# INSTRUCTIONS TO FOLLOW:
Look through the records, and wherever the string "name" turns up, copy out that line.

========================================

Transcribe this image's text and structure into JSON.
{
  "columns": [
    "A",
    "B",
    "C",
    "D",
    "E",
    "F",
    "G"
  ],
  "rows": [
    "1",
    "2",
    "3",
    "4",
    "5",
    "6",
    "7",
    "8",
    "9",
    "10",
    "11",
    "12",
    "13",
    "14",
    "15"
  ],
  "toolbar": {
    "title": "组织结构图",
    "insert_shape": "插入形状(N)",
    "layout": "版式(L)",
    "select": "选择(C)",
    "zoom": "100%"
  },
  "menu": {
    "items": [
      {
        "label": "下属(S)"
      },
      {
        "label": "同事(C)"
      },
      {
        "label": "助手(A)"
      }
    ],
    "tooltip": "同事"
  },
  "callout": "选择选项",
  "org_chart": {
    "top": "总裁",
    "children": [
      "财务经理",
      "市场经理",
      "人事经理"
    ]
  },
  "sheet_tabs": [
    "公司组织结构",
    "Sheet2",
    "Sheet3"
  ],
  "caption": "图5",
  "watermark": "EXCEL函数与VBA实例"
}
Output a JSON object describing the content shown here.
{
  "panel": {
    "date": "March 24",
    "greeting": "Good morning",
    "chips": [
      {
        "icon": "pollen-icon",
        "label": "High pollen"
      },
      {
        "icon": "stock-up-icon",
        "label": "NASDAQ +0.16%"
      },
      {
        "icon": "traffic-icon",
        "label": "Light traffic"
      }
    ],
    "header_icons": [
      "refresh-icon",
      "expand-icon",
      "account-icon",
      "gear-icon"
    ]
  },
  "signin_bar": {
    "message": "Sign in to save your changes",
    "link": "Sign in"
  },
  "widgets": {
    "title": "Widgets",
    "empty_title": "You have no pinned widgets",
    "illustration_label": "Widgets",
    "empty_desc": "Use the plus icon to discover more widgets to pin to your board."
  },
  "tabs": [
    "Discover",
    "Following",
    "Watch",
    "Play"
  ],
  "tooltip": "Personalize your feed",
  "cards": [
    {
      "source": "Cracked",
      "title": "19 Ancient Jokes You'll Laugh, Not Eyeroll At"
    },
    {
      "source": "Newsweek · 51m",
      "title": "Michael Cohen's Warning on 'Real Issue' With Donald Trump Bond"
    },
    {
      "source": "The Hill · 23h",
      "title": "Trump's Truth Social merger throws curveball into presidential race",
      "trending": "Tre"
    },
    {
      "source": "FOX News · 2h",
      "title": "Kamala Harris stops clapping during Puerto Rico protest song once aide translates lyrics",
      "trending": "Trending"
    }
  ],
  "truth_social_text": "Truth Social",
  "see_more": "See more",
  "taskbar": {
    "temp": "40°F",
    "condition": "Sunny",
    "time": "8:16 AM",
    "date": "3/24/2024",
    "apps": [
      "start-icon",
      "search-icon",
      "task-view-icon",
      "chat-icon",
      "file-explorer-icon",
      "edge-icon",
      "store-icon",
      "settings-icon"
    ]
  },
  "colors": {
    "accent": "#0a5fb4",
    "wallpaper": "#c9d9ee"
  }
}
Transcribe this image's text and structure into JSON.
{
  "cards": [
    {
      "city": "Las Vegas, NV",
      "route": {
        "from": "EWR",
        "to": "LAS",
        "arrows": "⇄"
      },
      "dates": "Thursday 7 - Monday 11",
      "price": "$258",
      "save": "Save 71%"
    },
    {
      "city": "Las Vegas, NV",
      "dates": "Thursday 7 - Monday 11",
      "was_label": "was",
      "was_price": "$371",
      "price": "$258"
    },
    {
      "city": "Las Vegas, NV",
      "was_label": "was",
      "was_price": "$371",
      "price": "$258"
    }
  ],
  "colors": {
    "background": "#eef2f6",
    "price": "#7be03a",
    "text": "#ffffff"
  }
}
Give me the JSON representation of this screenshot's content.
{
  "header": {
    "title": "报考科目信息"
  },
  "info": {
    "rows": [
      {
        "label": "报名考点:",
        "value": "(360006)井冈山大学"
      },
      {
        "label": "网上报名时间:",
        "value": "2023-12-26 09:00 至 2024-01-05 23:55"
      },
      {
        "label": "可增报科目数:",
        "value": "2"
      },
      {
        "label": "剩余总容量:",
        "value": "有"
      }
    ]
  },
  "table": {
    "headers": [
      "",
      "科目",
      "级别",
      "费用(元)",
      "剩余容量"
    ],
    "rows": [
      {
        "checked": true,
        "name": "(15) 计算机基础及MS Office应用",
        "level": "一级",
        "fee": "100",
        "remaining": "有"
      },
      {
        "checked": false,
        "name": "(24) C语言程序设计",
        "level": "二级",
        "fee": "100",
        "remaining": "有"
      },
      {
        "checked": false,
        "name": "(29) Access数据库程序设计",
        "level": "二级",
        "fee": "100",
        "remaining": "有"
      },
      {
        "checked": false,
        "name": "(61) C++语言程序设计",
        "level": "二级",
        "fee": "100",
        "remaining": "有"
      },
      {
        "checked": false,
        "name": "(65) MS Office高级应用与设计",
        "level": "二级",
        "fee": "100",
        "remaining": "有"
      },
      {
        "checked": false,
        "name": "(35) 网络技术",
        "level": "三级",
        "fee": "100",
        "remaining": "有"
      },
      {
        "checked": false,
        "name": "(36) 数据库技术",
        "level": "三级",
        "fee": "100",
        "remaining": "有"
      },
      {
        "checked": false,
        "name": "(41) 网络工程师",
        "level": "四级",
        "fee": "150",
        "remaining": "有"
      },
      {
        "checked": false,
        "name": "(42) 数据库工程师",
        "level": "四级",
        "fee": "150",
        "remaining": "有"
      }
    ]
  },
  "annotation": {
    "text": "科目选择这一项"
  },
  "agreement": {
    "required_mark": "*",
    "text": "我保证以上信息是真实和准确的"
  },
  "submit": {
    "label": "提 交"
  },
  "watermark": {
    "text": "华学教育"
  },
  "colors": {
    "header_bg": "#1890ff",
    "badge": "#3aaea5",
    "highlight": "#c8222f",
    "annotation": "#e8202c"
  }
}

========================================

# WRITTEN ANSWER:
        "name": "(15) 计算机基础及MS Office应用",
        "name": "(24) C语言程序设计",
        "name": "(29) Access数据库程序设计",
        "name": "(61) C++语言程序设计",
        "name": "(65) MS Office高级应用与设计",
        "name": "(35) 网络技术",
        "name": "(36) 数据库技术",
        "name": "(41) 网络工程师",
        "name": "(42) 数据库工程师",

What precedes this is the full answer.